By RUPERT SHORTT
Before visiting Malta a few days ago, I’d thought of it as a place of many quiet charms, but few if any superlatives. I was only right about the charms. Among other things, I’d failed to grasp the power and reach of the Knights of St John, who ruled the island from 1530 to 1798, lavishing their wealth on a network of churches, palaces and fortifications that rival much of baroque Rome.

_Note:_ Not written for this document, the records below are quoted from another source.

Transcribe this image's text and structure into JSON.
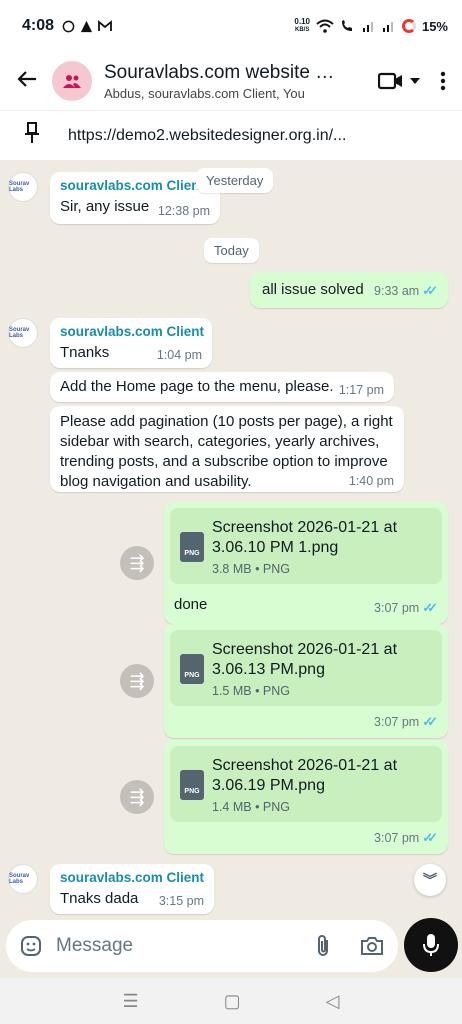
{
  "status_bar": {
    "time": "4:08",
    "net_speed_value": "0.10",
    "net_speed_unit": "KB/S",
    "battery": "15%"
  },
  "header": {
    "title": "Souravlabs.com website g...",
    "subtitle": "Abdus, souravlabs.com Client, You"
  },
  "pinned": {
    "url": "https://demo2.websitedesigner.org.in/..."
  },
  "chat": {
    "logo_text": "Sourav Labs",
    "date_yesterday": "Yesterday",
    "date_today": "Today",
    "messages": [
      {
        "sender": "souravlabs.com Client",
        "text": "Sir, any issue",
        "time": "12:38 pm"
      },
      {
        "text": "all issue solved",
        "time": "9:33 am"
      },
      {
        "sender": "souravlabs.com Client",
        "text": "Tnanks",
        "time": "1:04 pm"
      },
      {
        "text": "Add the Home page to the menu, please.",
        "time": "1:17 pm"
      },
      {
        "text": "Please add pagination (10 posts per page), a right sidebar with search, categories, yearly archives, trending posts, and a subscribe option to improve blog navigation and usability.",
        "time": "1:40 pm"
      },
      {
        "file_name": "Screenshot 2026-01-21 at 3.06.10 PM 1.png",
        "file_info": "3.8 MB • PNG",
        "caption": "done",
        "time": "3:07 pm"
      },
      {
        "file_name": "Screenshot 2026-01-21 at 3.06.13 PM.png",
        "file_info": "1.5 MB • PNG",
        "time": "3:07 pm"
      },
      {
        "file_name": "Screenshot 2026-01-21 at 3.06.19 PM.png",
        "file_info": "1.4 MB • PNG",
        "time": "3:07 pm"
      },
      {
        "sender": "souravlabs.com Client",
        "text": "Tnaks dada",
        "time": "3:15 pm"
      }
    ],
    "file_badge": "PNG"
  },
  "composer": {
    "placeholder": "Message"
  },
  "colors": {
    "outgoing_bubble": "#d9fdd3",
    "incoming_bubble": "#ffffff",
    "chat_background": "#efeae2",
    "sender_name": "#1a8da6",
    "read_ticks": "#53bdeb"
  }
}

In any case, though, the country’s importance long predates the time of the Knights. First settled by Sicilian farmers in around 4000 BC, Malta and the adjoining island of Gozo contain clover-shaped megalithic temples built several centuries afterwards, but not unearthed until the Victorian era. Later in antiquity came periods of rule by the Phoenicians, Romans (under whose watch St Paul was shipwrecked on the island, c.AD 60), Byzantines, Arabs and Normans. After the last Norman king died without an heir in the late twelfth century, Malta was controlled by Swabians, Angevins and Aragonese in turn. It was a Holy Roman Emperor, Charles V, who offered the Knights of St John a home on the island after they had lost their foothold on Rhodes to Arab invaders.